Data provided: Begin

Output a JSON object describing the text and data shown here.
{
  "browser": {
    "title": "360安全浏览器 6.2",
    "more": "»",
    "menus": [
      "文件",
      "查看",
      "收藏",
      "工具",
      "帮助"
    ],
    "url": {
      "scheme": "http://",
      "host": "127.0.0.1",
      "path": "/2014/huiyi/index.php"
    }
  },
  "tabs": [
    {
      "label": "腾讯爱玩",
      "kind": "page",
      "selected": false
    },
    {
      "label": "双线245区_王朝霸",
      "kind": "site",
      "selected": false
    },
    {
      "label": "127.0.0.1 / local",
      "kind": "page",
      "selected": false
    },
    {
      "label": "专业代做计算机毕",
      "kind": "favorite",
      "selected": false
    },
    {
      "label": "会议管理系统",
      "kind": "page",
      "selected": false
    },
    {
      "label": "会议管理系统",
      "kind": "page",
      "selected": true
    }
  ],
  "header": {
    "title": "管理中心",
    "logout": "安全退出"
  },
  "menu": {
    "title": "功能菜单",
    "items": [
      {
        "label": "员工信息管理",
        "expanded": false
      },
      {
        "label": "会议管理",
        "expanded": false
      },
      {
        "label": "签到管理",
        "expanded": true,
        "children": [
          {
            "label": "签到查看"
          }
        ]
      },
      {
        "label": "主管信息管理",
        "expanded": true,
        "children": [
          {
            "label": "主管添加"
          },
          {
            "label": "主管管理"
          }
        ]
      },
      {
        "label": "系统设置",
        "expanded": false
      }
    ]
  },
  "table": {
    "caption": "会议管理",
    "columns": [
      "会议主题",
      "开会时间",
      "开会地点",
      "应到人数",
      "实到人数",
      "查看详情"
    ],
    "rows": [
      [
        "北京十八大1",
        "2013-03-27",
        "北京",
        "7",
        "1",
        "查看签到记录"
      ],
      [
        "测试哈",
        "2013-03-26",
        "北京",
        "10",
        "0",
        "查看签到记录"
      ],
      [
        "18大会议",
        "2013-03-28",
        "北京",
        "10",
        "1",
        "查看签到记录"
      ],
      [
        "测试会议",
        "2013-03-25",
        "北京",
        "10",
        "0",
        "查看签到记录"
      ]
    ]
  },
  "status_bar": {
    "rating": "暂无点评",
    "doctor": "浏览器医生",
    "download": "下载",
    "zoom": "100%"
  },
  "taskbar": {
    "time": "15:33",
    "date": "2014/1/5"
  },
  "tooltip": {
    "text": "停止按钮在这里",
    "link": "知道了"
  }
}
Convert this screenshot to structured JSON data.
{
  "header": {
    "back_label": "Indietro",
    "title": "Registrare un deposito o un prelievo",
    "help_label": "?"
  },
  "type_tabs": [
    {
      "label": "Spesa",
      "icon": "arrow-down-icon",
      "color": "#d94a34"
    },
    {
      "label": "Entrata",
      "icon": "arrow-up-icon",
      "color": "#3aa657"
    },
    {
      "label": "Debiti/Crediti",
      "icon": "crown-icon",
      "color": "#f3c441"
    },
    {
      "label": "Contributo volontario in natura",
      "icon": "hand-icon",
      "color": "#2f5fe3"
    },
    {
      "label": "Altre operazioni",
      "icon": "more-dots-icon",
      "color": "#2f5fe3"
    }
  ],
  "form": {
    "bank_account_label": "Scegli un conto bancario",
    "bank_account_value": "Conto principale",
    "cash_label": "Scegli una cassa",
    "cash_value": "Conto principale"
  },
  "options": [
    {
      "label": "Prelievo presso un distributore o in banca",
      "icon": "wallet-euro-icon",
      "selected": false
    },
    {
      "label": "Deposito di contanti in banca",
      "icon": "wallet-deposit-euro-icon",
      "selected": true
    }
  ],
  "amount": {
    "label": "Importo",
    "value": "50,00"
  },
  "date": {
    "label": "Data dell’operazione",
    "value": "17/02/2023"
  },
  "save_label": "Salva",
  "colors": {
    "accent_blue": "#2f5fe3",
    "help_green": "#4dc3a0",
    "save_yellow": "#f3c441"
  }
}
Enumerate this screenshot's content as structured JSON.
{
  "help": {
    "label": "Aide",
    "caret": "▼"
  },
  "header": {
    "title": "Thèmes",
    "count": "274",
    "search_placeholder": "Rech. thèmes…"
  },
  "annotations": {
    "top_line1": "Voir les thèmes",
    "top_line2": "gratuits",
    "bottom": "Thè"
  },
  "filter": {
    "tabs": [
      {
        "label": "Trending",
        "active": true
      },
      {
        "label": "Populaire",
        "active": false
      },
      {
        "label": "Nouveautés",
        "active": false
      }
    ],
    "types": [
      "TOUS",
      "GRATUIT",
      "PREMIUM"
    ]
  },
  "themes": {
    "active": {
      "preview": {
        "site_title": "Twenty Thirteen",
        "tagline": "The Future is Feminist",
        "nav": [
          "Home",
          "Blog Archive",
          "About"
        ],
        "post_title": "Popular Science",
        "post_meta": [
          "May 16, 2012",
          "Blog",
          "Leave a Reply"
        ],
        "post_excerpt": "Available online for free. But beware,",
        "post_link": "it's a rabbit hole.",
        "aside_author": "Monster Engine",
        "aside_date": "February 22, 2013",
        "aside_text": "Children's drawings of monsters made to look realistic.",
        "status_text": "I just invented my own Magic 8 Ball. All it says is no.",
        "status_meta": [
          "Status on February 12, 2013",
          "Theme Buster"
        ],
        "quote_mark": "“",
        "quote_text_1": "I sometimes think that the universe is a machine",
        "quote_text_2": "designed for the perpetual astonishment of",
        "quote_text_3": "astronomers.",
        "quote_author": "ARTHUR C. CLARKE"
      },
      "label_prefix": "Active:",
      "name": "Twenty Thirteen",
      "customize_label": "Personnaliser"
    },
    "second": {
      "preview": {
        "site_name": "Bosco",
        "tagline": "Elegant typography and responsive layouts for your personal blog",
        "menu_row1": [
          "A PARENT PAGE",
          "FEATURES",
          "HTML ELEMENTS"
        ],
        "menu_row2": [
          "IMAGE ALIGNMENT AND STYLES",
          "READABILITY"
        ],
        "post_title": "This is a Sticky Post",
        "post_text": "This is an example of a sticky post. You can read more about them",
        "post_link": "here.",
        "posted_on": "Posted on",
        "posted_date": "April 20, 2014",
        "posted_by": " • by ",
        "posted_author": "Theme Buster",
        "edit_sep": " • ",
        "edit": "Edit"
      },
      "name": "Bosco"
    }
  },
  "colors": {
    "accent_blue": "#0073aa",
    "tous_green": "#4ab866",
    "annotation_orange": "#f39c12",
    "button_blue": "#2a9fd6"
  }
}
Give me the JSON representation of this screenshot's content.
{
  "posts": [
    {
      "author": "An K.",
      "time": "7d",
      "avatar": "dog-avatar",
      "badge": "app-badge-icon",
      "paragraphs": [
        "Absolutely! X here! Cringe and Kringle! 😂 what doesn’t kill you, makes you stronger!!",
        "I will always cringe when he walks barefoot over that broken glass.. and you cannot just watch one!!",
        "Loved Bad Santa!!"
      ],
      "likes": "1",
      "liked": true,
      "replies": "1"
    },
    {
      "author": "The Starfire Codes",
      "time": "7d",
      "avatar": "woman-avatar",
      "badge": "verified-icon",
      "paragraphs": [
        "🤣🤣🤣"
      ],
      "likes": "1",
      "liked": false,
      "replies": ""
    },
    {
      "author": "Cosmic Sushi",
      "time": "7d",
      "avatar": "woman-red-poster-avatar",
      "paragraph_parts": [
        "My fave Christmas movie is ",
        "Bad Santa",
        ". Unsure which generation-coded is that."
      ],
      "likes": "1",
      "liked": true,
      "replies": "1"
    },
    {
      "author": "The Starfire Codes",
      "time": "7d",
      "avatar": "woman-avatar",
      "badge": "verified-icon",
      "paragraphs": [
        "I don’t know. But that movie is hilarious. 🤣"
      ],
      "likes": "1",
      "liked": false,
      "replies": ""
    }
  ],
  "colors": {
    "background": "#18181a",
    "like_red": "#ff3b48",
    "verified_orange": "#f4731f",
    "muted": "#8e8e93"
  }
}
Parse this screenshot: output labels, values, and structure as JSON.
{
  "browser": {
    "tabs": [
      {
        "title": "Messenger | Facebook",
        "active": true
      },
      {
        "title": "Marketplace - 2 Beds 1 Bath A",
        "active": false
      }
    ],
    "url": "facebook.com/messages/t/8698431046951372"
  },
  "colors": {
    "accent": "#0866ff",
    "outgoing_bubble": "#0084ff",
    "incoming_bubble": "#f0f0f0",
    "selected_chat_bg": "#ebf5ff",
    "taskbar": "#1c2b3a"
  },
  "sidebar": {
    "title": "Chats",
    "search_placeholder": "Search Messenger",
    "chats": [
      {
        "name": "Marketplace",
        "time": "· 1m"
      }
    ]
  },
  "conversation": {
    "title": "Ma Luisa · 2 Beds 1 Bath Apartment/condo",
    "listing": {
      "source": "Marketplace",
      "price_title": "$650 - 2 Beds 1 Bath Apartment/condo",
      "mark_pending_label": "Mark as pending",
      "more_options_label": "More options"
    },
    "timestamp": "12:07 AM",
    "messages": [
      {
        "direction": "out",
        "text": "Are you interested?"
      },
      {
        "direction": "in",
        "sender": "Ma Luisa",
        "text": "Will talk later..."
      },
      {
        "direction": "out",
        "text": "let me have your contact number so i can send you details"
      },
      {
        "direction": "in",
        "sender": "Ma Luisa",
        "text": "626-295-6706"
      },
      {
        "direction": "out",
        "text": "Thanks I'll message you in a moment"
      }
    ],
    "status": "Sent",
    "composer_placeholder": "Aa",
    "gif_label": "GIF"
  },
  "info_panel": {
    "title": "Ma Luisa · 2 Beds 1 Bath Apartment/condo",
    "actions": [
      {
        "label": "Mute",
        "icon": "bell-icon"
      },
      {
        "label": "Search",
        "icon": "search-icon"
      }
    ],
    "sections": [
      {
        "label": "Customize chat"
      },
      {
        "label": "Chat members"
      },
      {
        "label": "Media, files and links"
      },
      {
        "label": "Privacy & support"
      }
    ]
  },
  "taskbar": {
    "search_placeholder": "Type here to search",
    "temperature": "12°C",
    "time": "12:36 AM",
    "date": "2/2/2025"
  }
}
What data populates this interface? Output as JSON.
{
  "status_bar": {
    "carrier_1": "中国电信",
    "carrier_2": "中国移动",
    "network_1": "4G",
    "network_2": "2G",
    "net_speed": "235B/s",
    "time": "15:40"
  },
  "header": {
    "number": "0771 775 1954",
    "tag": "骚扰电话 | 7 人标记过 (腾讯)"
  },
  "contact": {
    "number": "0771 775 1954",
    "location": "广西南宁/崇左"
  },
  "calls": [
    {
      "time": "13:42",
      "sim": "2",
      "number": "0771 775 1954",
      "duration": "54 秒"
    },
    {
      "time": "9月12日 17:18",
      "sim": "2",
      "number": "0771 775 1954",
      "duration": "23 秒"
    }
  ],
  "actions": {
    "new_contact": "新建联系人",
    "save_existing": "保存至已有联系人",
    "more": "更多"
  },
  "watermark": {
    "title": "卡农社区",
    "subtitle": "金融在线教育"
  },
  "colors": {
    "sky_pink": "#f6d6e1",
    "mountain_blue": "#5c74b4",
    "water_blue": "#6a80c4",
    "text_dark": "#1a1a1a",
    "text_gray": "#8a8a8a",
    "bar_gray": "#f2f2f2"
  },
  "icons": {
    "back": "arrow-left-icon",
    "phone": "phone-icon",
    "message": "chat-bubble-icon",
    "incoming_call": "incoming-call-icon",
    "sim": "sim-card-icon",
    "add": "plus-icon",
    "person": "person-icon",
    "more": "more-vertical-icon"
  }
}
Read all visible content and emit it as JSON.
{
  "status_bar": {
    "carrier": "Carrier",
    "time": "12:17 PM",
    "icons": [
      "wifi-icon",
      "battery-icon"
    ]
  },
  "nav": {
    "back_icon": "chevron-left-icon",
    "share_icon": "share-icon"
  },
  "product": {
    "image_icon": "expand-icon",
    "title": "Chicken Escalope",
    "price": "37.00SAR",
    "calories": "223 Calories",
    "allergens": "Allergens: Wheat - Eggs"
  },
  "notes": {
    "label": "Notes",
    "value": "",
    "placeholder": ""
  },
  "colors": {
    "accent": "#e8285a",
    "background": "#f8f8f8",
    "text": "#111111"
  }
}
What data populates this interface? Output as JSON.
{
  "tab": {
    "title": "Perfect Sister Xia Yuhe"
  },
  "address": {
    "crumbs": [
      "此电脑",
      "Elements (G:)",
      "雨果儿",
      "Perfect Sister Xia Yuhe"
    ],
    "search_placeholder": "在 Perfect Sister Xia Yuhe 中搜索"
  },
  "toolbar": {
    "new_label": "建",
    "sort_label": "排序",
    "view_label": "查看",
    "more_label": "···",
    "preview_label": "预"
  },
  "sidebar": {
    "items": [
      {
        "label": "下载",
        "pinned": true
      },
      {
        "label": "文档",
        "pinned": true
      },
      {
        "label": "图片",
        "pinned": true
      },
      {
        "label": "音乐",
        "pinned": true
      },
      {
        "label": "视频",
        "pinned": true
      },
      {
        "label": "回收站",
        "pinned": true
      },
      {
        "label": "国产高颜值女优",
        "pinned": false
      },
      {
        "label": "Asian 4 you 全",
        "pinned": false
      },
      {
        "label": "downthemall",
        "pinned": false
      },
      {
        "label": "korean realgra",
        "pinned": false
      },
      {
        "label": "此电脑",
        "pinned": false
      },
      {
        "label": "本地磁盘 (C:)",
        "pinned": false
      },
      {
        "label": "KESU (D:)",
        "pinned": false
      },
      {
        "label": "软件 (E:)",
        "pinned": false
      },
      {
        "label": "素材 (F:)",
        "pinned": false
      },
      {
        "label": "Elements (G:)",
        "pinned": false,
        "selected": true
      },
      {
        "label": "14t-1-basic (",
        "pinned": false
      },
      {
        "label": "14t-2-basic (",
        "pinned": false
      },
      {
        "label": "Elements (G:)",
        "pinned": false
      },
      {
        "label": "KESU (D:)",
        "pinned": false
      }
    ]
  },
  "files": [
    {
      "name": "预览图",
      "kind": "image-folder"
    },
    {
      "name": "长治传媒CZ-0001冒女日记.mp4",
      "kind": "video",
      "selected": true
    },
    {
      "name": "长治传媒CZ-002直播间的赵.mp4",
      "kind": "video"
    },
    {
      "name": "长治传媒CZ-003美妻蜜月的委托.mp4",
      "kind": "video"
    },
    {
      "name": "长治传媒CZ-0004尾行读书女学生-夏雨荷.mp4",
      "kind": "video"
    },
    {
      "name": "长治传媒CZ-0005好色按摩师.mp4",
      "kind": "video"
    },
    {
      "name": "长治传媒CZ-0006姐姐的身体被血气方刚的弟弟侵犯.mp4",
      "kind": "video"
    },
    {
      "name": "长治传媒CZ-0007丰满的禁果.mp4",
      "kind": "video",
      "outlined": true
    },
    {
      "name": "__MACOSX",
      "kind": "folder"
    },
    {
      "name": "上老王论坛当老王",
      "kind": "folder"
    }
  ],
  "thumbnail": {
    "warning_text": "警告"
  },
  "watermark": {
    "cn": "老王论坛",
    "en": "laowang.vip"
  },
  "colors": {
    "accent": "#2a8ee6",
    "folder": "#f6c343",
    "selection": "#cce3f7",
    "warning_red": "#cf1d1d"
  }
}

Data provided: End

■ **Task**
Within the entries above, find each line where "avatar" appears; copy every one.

■ **Solution to this exercise**
      "avatar": "dog-avatar",
      "avatar": "woman-avatar",
      "avatar": "woman-red-poster-avatar",
      "avatar": "woman-avatar",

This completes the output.